With his own new methods Krogh extended his studies of respiration to other animals, including man. At the time he started research, it was thought that the lung secreted oxygen into the bloodstream. In 1910, when his famous seven papers on the mechanism of gas exchange appeared, Krogh could state beyond doubt, "The absorption of oxygen and elimination of carbon dioxide in the lungs takes place by diffusion and by diffusion alone." In 1908 he was made head of his own Zoophysiological Laboratory, first as dozent and then in 1916 as professor of zoophysiology in the University of Copenhagen. This laboratory and a still larger one, built in 1926 for him and to his own detailed specifications, became world-famous research centers, attracting students from far and near.
Beginning in 1915, Krogh turned his attention to the mechanisms by which blood capillaries supply oxygen to muscle cells and remove carbon dioxide in the large volumes demanded by exercise. His hypothesis of metabolically controlled, intermittent opening of capillary blood vessels led to experiments for which he received the Nobel Prize in 1920 and to a monograph entitled The Anatomy and Physiology of the Capillaries. This book still has unprecedented influence on medical research because of its implications for cell metabolism, water balance, inflammation, and disease.

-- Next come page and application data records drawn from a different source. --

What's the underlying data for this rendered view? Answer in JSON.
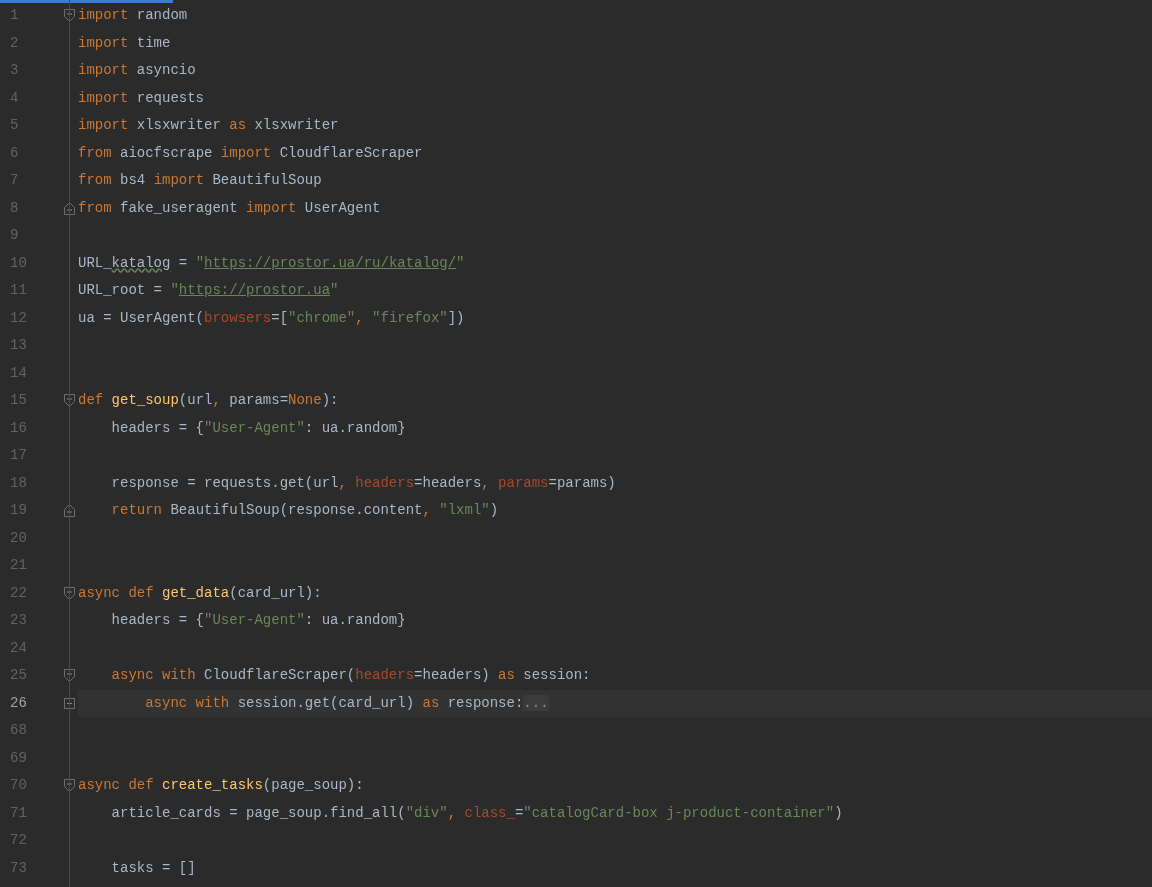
{
  "editor": {
    "lines": [
      {
        "number": "1",
        "fold": {
          "kind": "open"
        },
        "current": false,
        "tokens": [
          {
            "kind": "kw",
            "text": "import "
          },
          {
            "kind": "plain",
            "text": "random"
          }
        ]
      },
      {
        "number": "2",
        "current": false,
        "tokens": [
          {
            "kind": "kw",
            "text": "import "
          },
          {
            "kind": "plain",
            "text": "time"
          }
        ]
      },
      {
        "number": "3",
        "current": false,
        "tokens": [
          {
            "kind": "kw",
            "text": "import "
          },
          {
            "kind": "plain",
            "text": "asyncio"
          }
        ]
      },
      {
        "number": "4",
        "current": false,
        "tokens": [
          {
            "kind": "kw",
            "text": "import "
          },
          {
            "kind": "plain",
            "text": "requests"
          }
        ]
      },
      {
        "number": "5",
        "current": false,
        "tokens": [
          {
            "kind": "kw",
            "text": "import "
          },
          {
            "kind": "plain",
            "text": "xlsxwriter "
          },
          {
            "kind": "kw",
            "text": "as "
          },
          {
            "kind": "plain",
            "text": "xlsxwriter"
          }
        ]
      },
      {
        "number": "6",
        "current": false,
        "tokens": [
          {
            "kind": "kw",
            "text": "from "
          },
          {
            "kind": "plain",
            "text": "aiocfscrape "
          },
          {
            "kind": "kw",
            "text": "import "
          },
          {
            "kind": "plain",
            "text": "CloudflareScraper"
          }
        ]
      },
      {
        "number": "7",
        "current": false,
        "tokens": [
          {
            "kind": "kw",
            "text": "from "
          },
          {
            "kind": "plain",
            "text": "bs4 "
          },
          {
            "kind": "kw",
            "text": "import "
          },
          {
            "kind": "plain",
            "text": "BeautifulSoup"
          }
        ]
      },
      {
        "number": "8",
        "fold": {
          "kind": "close"
        },
        "current": false,
        "tokens": [
          {
            "kind": "kw",
            "text": "from "
          },
          {
            "kind": "plain",
            "text": "fake_useragent "
          },
          {
            "kind": "kw",
            "text": "import "
          },
          {
            "kind": "plain",
            "text": "UserAgent"
          }
        ]
      },
      {
        "number": "9",
        "current": false
      },
      {
        "number": "10",
        "current": false,
        "tokens": [
          {
            "kind": "plain",
            "text": "URL_"
          },
          {
            "kind": "typo",
            "text": "katalog"
          },
          {
            "kind": "plain",
            "text": " = "
          },
          {
            "kind": "str",
            "text": "\""
          },
          {
            "kind": "link",
            "text": "https://prostor.ua/ru/katalog/"
          },
          {
            "kind": "str",
            "text": "\""
          }
        ]
      },
      {
        "number": "11",
        "current": false,
        "tokens": [
          {
            "kind": "plain",
            "text": "URL_root = "
          },
          {
            "kind": "str",
            "text": "\""
          },
          {
            "kind": "link",
            "text": "https://prostor.ua"
          },
          {
            "kind": "str",
            "text": "\""
          }
        ]
      },
      {
        "number": "12",
        "current": false,
        "tokens": [
          {
            "kind": "plain",
            "text": "ua = UserAgent("
          },
          {
            "kind": "param",
            "text": "browsers"
          },
          {
            "kind": "plain",
            "text": "=["
          },
          {
            "kind": "str",
            "text": "\"chrome\""
          },
          {
            "kind": "kw",
            "text": ", "
          },
          {
            "kind": "str",
            "text": "\"firefox\""
          },
          {
            "kind": "plain",
            "text": "])"
          }
        ]
      },
      {
        "number": "13",
        "current": false
      },
      {
        "number": "14",
        "current": false
      },
      {
        "number": "15",
        "fold": {
          "kind": "open"
        },
        "current": false,
        "tokens": [
          {
            "kind": "kw",
            "text": "def "
          },
          {
            "kind": "fn",
            "text": "get_soup"
          },
          {
            "kind": "plain",
            "text": "(url"
          },
          {
            "kind": "kw",
            "text": ", "
          },
          {
            "kind": "plain",
            "text": "params="
          },
          {
            "kind": "kw",
            "text": "None"
          },
          {
            "kind": "plain",
            "text": "):"
          }
        ]
      },
      {
        "number": "16",
        "current": false,
        "tokens": [
          {
            "kind": "plain",
            "text": "    headers = {"
          },
          {
            "kind": "str",
            "text": "\"User-Agent\""
          },
          {
            "kind": "plain",
            "text": ": ua.random}"
          }
        ]
      },
      {
        "number": "17",
        "current": false
      },
      {
        "number": "18",
        "current": false,
        "tokens": [
          {
            "kind": "plain",
            "text": "    response = requests.get(url"
          },
          {
            "kind": "kw",
            "text": ", "
          },
          {
            "kind": "param",
            "text": "headers"
          },
          {
            "kind": "plain",
            "text": "=headers"
          },
          {
            "kind": "kw",
            "text": ", "
          },
          {
            "kind": "param",
            "text": "params"
          },
          {
            "kind": "plain",
            "text": "=params)"
          }
        ]
      },
      {
        "number": "19",
        "fold": {
          "kind": "close"
        },
        "current": false,
        "tokens": [
          {
            "kind": "kw",
            "text": "    return "
          },
          {
            "kind": "plain",
            "text": "BeautifulSoup(response.content"
          },
          {
            "kind": "kw",
            "text": ", "
          },
          {
            "kind": "str",
            "text": "\"lxml\""
          },
          {
            "kind": "plain",
            "text": ")"
          }
        ]
      },
      {
        "number": "20",
        "current": false
      },
      {
        "number": "21",
        "current": false
      },
      {
        "number": "22",
        "fold": {
          "kind": "open"
        },
        "current": false,
        "tokens": [
          {
            "kind": "kw",
            "text": "async def "
          },
          {
            "kind": "fn",
            "text": "get_data"
          },
          {
            "kind": "plain",
            "text": "(card_url):"
          }
        ]
      },
      {
        "number": "23",
        "current": false,
        "tokens": [
          {
            "kind": "plain",
            "text": "    headers = {"
          },
          {
            "kind": "str",
            "text": "\"User-Agent\""
          },
          {
            "kind": "plain",
            "text": ": ua.random}"
          }
        ]
      },
      {
        "number": "24",
        "current": false
      },
      {
        "number": "25",
        "fold": {
          "kind": "open"
        },
        "current": false,
        "tokens": [
          {
            "kind": "kw",
            "text": "    async with "
          },
          {
            "kind": "plain",
            "text": "CloudflareScraper("
          },
          {
            "kind": "param",
            "text": "headers"
          },
          {
            "kind": "plain",
            "text": "=headers) "
          },
          {
            "kind": "kw",
            "text": "as "
          },
          {
            "kind": "plain",
            "text": "session:"
          }
        ]
      },
      {
        "number": "26",
        "fold": {
          "kind": "collapsed"
        },
        "current": true,
        "tokens": [
          {
            "kind": "kw",
            "text": "        async with "
          },
          {
            "kind": "plain",
            "text": "session.get(card_url) "
          },
          {
            "kind": "kw",
            "text": "as "
          },
          {
            "kind": "plain",
            "text": "response:"
          },
          {
            "kind": "folded",
            "text": "..."
          }
        ]
      },
      {
        "number": "68",
        "current": false
      },
      {
        "number": "69",
        "current": false
      },
      {
        "number": "70",
        "fold": {
          "kind": "open"
        },
        "current": false,
        "tokens": [
          {
            "kind": "kw",
            "text": "async def "
          },
          {
            "kind": "fn",
            "text": "create_tasks"
          },
          {
            "kind": "plain",
            "text": "(page_soup):"
          }
        ]
      },
      {
        "number": "71",
        "current": false,
        "tokens": [
          {
            "kind": "plain",
            "text": "    article_cards = page_soup.find_all("
          },
          {
            "kind": "str",
            "text": "\"div\""
          },
          {
            "kind": "kw",
            "text": ", "
          },
          {
            "kind": "param",
            "text": "class_"
          },
          {
            "kind": "plain",
            "text": "="
          },
          {
            "kind": "str",
            "text": "\"catalogCard-box j-product-container\""
          },
          {
            "kind": "plain",
            "text": ")"
          }
        ]
      },
      {
        "number": "72",
        "current": false
      },
      {
        "number": "73",
        "current": false,
        "tokens": [
          {
            "kind": "plain",
            "text": "    tasks = []"
          }
        ]
      }
    ]
  }
}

Throughout his life Krogh maintained a knowledge of physics and physical chemistry rarely attained by biologists of the time. He also had a brilliant, intuitive perception of physical conditions, especially in microscopic dimensions. His ingenuity extended to the development of quantitative micromethods and inexpensive apparatus especially suited to each research project. Between other studies he returned repeatedly to earlier interests in marine biology, insect physiology, and osmotic relationships in plants and animals. As soon as isotopes became available, he studied diffusion and ion-pump mechanisms across membranes of single cells. Retirement from the university in 1945 meant merely the transfer of research and writing to his home laboratory.
After a brief illness August Krogh died on Sept. 13, 1949. The versatility and originality of his contributions to the life sciences, together with his scores of devoted students, place Krogh among the topmost few who produced the unprecedented growth of biology, physiology, and scientific medicine during the first half of the 20th century.
A 30-page memoir by P. Brandt Rehberg serves as a preface to the 1959 reprint of Krogh's The Anatomy and Physiology of the Capillaries. That volume also contains Krogh's last published paper, "Reminiscences of Work on Capillary Circulation," a lecture given in 1946 at Harvard Medical School.
Schmidt-Nielsen, Bodil, August and Marie Krogh: lives in science, New York: American Physiological Society, 1995. □